Your goal —
With the images removed, write out every line below exactly.

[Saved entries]

╔══

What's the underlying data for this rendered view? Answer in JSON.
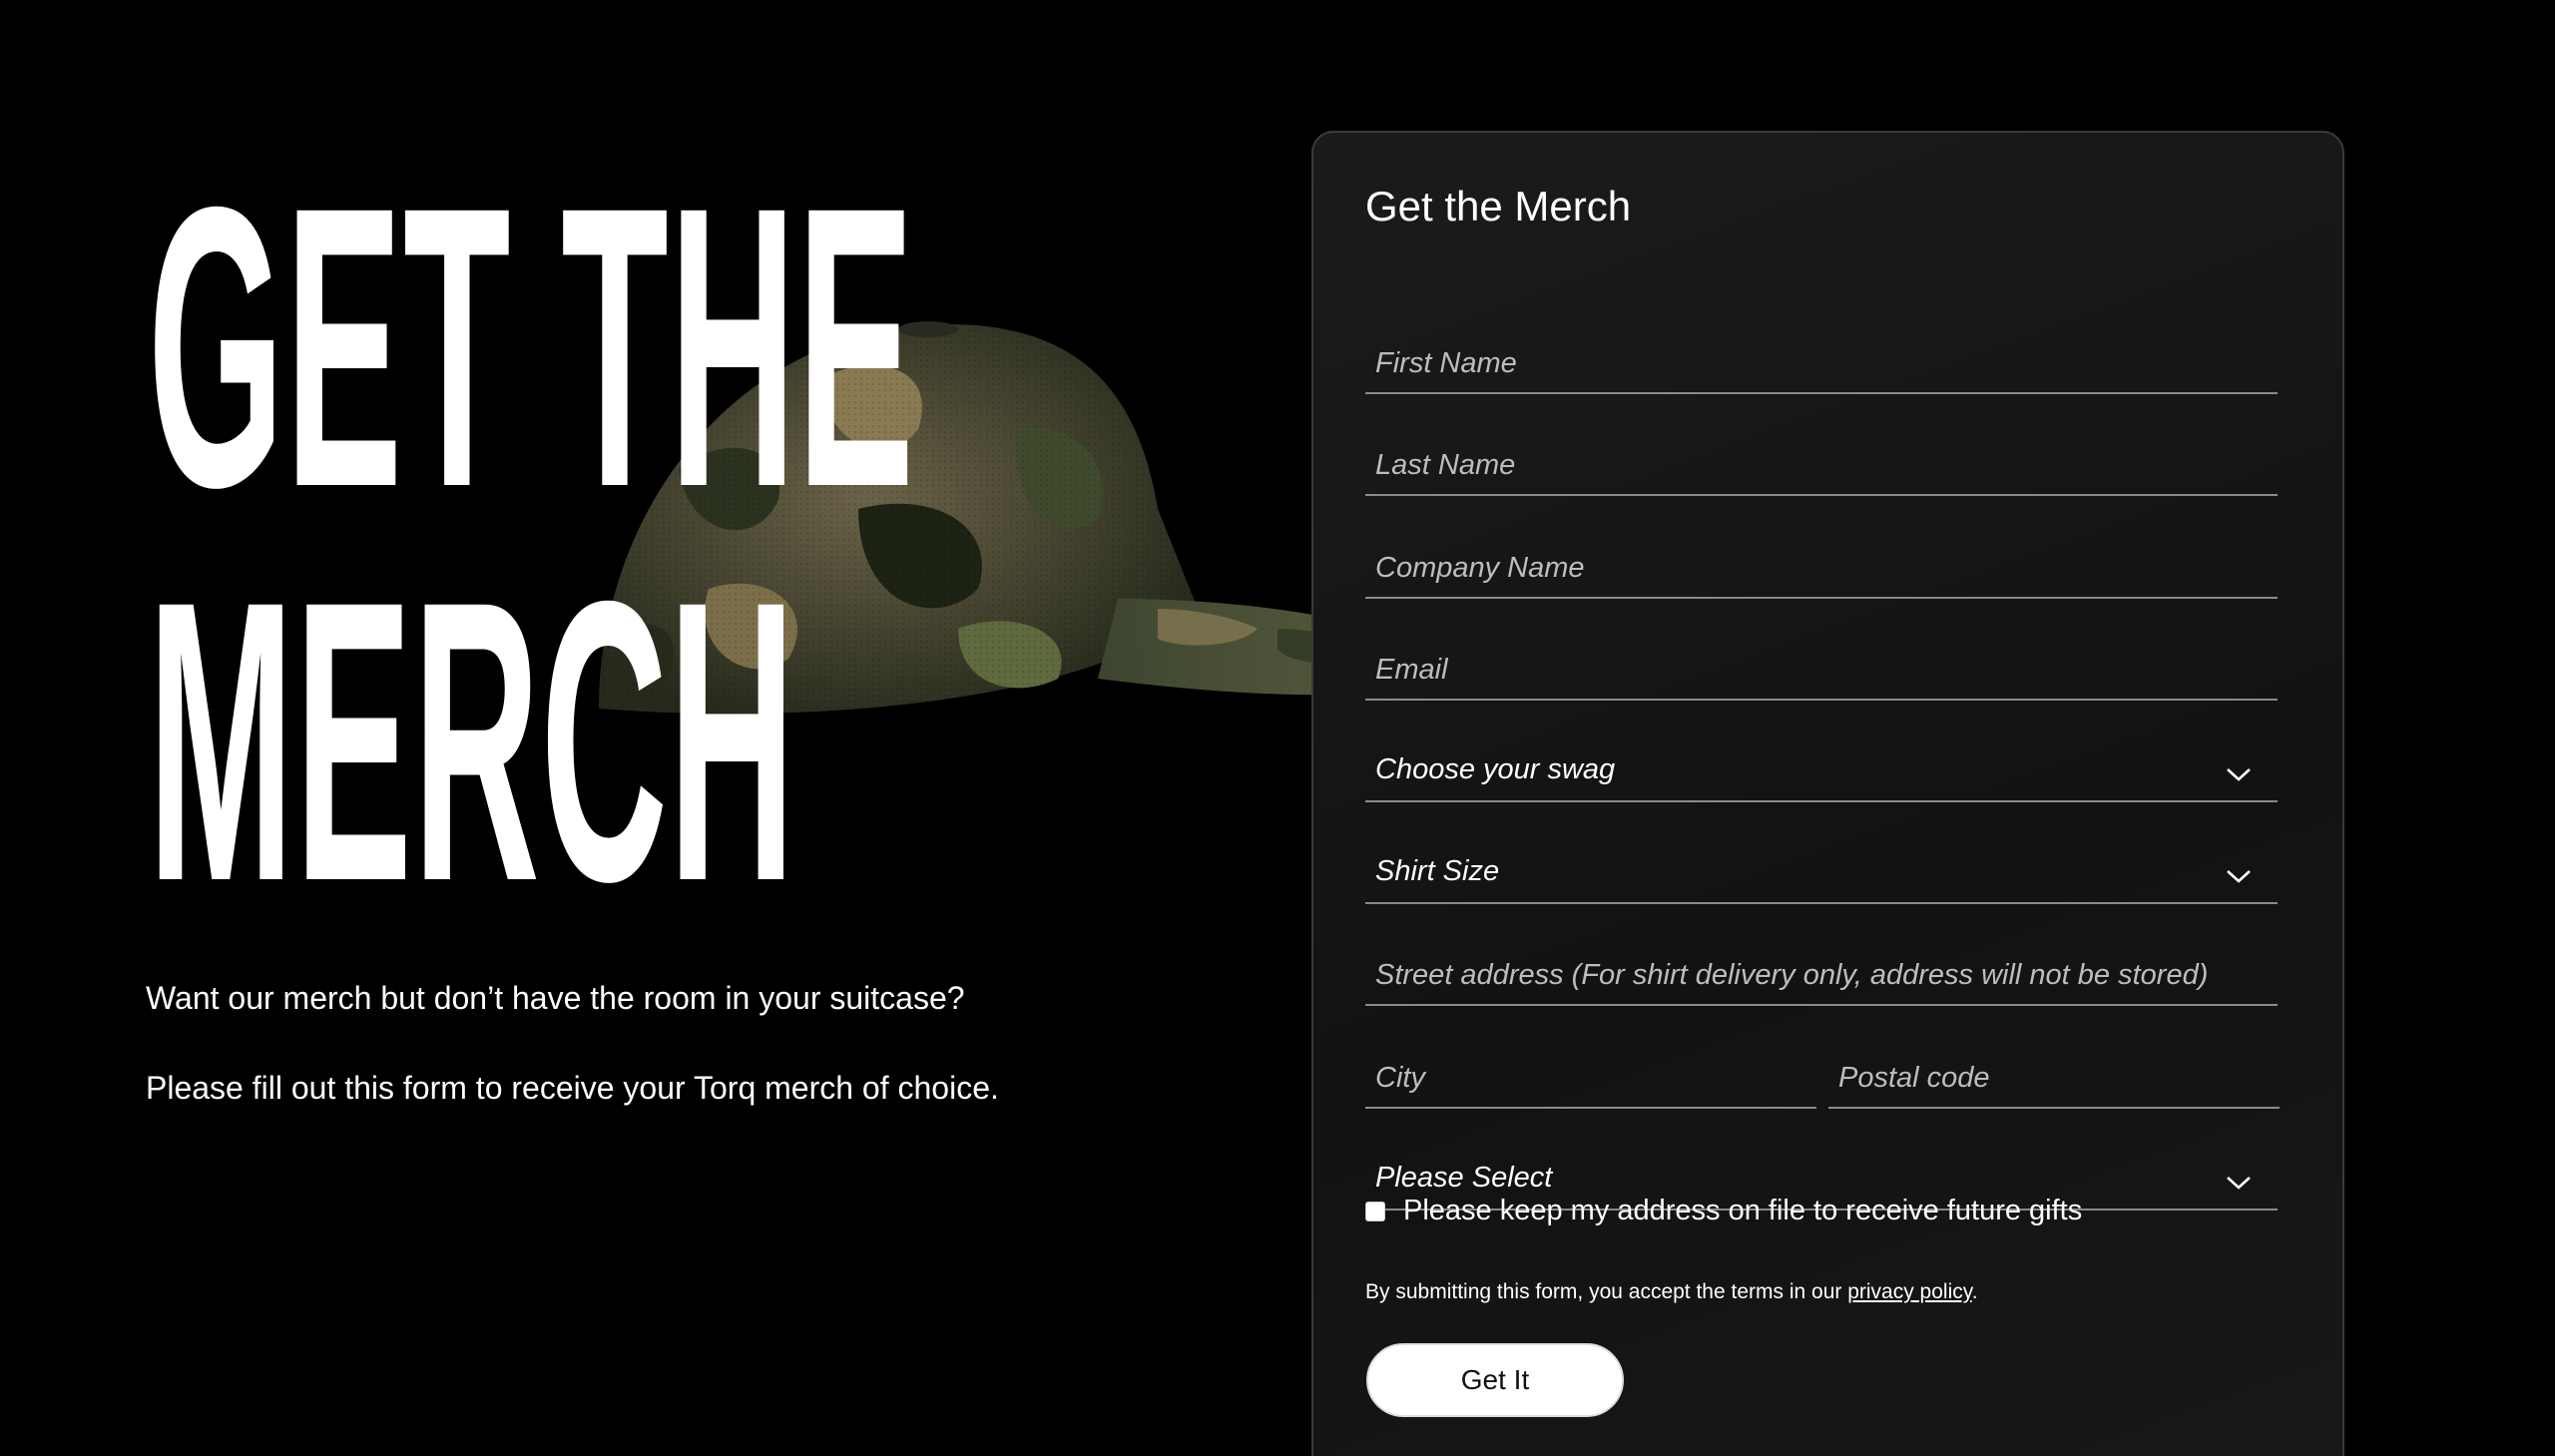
{
  "hero": {
    "line1": "GET THE",
    "line2": "MERCH",
    "paragraph1": "Want our merch but don’t have the room in your suitcase?",
    "paragraph2": "Please fill out this form to receive your Torq merch of choice."
  },
  "form": {
    "title": "Get the Merch",
    "first_name_placeholder": "First Name",
    "last_name_placeholder": "Last Name",
    "company_placeholder": "Company Name",
    "email_placeholder": "Email",
    "swag_select": "Choose your swag",
    "shirt_size_select": "Shirt Size",
    "street_placeholder": "Street address (For shirt delivery only, address will not be stored)",
    "city_placeholder": "City",
    "postal_placeholder": "Postal code",
    "country_select": "Please Select",
    "checkbox_label": "Please keep my address on file to receive future gifts",
    "legal_prefix": "By submitting this form, you accept the terms in our ",
    "legal_link": "privacy policy",
    "legal_suffix": ".",
    "submit_label": "Get It"
  },
  "colors": {
    "background": "#000000",
    "card": "#161616",
    "text": "#ffffff",
    "underline": "#8a8a8a"
  },
  "icons": [
    "chevron-down-icon",
    "camo-cap-image"
  ]
}
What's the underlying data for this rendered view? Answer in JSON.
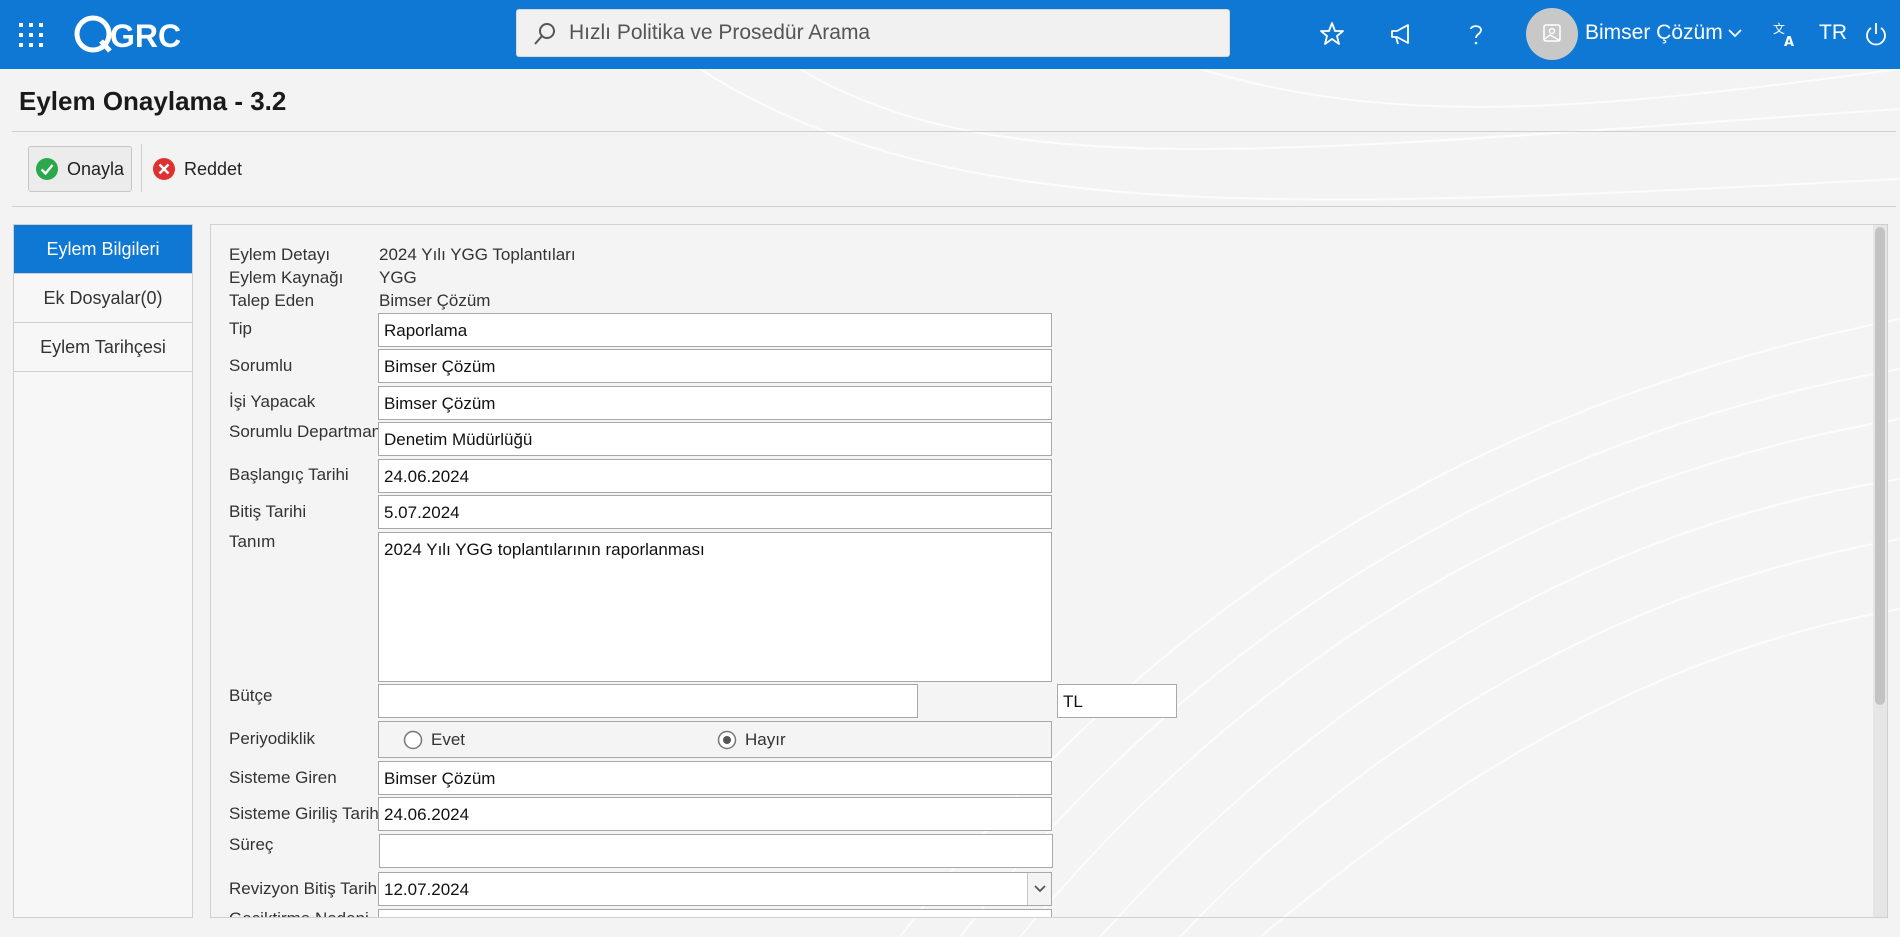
{
  "header": {
    "logo": "GRC",
    "search_placeholder": "Hızlı Politika ve Prosedür Arama",
    "user_name": "Bimser Çözüm",
    "language": "TR",
    "brand_color": "#0f78d4"
  },
  "page": {
    "title": "Eylem Onaylama - 3.2"
  },
  "toolbar": {
    "approve_label": "Onayla",
    "reject_label": "Reddet"
  },
  "tabs": [
    {
      "label": "Eylem Bilgileri",
      "active": true
    },
    {
      "label": "Ek Dosyalar(0)",
      "active": false
    },
    {
      "label": "Eylem Tarihçesi",
      "active": false
    }
  ],
  "form": {
    "eylem_detayi_label": "Eylem Detayı",
    "eylem_detayi": "2024 Yılı YGG Toplantıları",
    "eylem_kaynagi_label": "Eylem Kaynağı",
    "eylem_kaynagi": "YGG",
    "talep_eden_label": "Talep Eden",
    "talep_eden": "Bimser Çözüm",
    "tip_label": "Tip",
    "tip": "Raporlama",
    "sorumlu_label": "Sorumlu",
    "sorumlu": "Bimser Çözüm",
    "isi_yapacak_label": "İşi Yapacak",
    "isi_yapacak": "Bimser Çözüm",
    "sorumlu_departman_label": "Sorumlu Departman",
    "sorumlu_departman": "Denetim Müdürlüğü",
    "baslangic_label": "Başlangıç Tarihi",
    "baslangic": "24.06.2024",
    "bitis_label": "Bitiş Tarihi",
    "bitis": "5.07.2024",
    "tanim_label": "Tanım",
    "tanim": "2024 Yılı YGG toplantılarının raporlanması",
    "butce_label": "Bütçe",
    "butce": "",
    "currency": "TL",
    "periyodiklik_label": "Periyodiklik",
    "evet_label": "Evet",
    "hayir_label": "Hayır",
    "periyodiklik_selected": "Hayır",
    "sisteme_giren_label": "Sisteme Giren",
    "sisteme_giren": "Bimser Çözüm",
    "giris_tarihi_label": "Sisteme Giriliş Tarihi",
    "giris_tarihi": "24.06.2024",
    "surec_label": "Süreç",
    "surec": "",
    "revizyon_label": "Revizyon Bitiş Tarihi",
    "revizyon": "12.07.2024",
    "geciktirme_label": "Geciktirme Nedeni"
  }
}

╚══

The completed task —
What's the underlying data for this rendered view? Answer in JSON.
{
  "hero": {
    "line1": "GET THE",
    "line2": "MERCH",
    "paragraph1": "Want our merch but don’t have the room in your suitcase?",
    "paragraph2": "Please fill out this form to receive your Torq merch of choice."
  },
  "form": {
    "title": "Get the Merch",
    "first_name_placeholder": "First Name",
    "last_name_placeholder": "Last Name",
    "company_placeholder": "Company Name",
    "email_placeholder": "Email",
    "swag_select": "Choose your swag",
    "shirt_size_select": "Shirt Size",
    "street_placeholder": "Street address (For shirt delivery only, address will not be stored)",
    "city_placeholder": "City",
    "postal_placeholder": "Postal code",
    "country_select": "Please Select",
    "checkbox_label": "Please keep my address on file to receive future gifts",
    "legal_prefix": "By submitting this form, you accept the terms in our ",
    "legal_link": "privacy policy",
    "legal_suffix": ".",
    "submit_label": "Get It"
  },
  "colors": {
    "background": "#000000",
    "card": "#161616",
    "text": "#ffffff",
    "underline": "#8a8a8a"
  },
  "icons": [
    "chevron-down-icon",
    "camo-cap-image"
  ]
}
What's the underlying data for this rendered view? Answer in JSON.
{
  "header": {
    "logo": "GRC",
    "search_placeholder": "Hızlı Politika ve Prosedür Arama",
    "user_name": "Bimser Çözüm",
    "language": "TR",
    "brand_color": "#0f78d4"
  },
  "page": {
    "title": "Eylem Onaylama - 3.2"
  },
  "toolbar": {
    "approve_label": "Onayla",
    "reject_label": "Reddet"
  },
  "tabs": [
    {
      "label": "Eylem Bilgileri",
      "active": true
    },
    {
      "label": "Ek Dosyalar(0)",
      "active": false
    },
    {
      "label": "Eylem Tarihçesi",
      "active": false
    }
  ],
  "form": {
    "eylem_detayi_label": "Eylem Detayı",
    "eylem_detayi": "2024 Yılı YGG Toplantıları",
    "eylem_kaynagi_label": "Eylem Kaynağı",
    "eylem_kaynagi": "YGG",
    "talep_eden_label": "Talep Eden",
    "talep_eden": "Bimser Çözüm",
    "tip_label": "Tip",
    "tip": "Raporlama",
    "sorumlu_label": "Sorumlu",
    "sorumlu": "Bimser Çözüm",
    "isi_yapacak_label": "İşi Yapacak",
    "isi_yapacak": "Bimser Çözüm",
    "sorumlu_departman_label": "Sorumlu Departman",
    "sorumlu_departman": "Denetim Müdürlüğü",
    "baslangic_label": "Başlangıç Tarihi",
    "baslangic": "24.06.2024",
    "bitis_label": "Bitiş Tarihi",
    "bitis": "5.07.2024",
    "tanim_label": "Tanım",
    "tanim": "2024 Yılı YGG toplantılarının raporlanması",
    "butce_label": "Bütçe",
    "butce": "",
    "currency": "TL",
    "periyodiklik_label": "Periyodiklik",
    "evet_label": "Evet",
    "hayir_label": "Hayır",
    "periyodiklik_selected": "Hayır",
    "sisteme_giren_label": "Sisteme Giren",
    "sisteme_giren": "Bimser Çözüm",
    "giris_tarihi_label": "Sisteme Giriliş Tarihi",
    "giris_tarihi": "24.06.2024",
    "surec_label": "Süreç",
    "surec": "",
    "revizyon_label": "Revizyon Bitiş Tarihi",
    "revizyon": "12.07.2024",
    "geciktirme_label": "Geciktirme Nedeni"
  }
}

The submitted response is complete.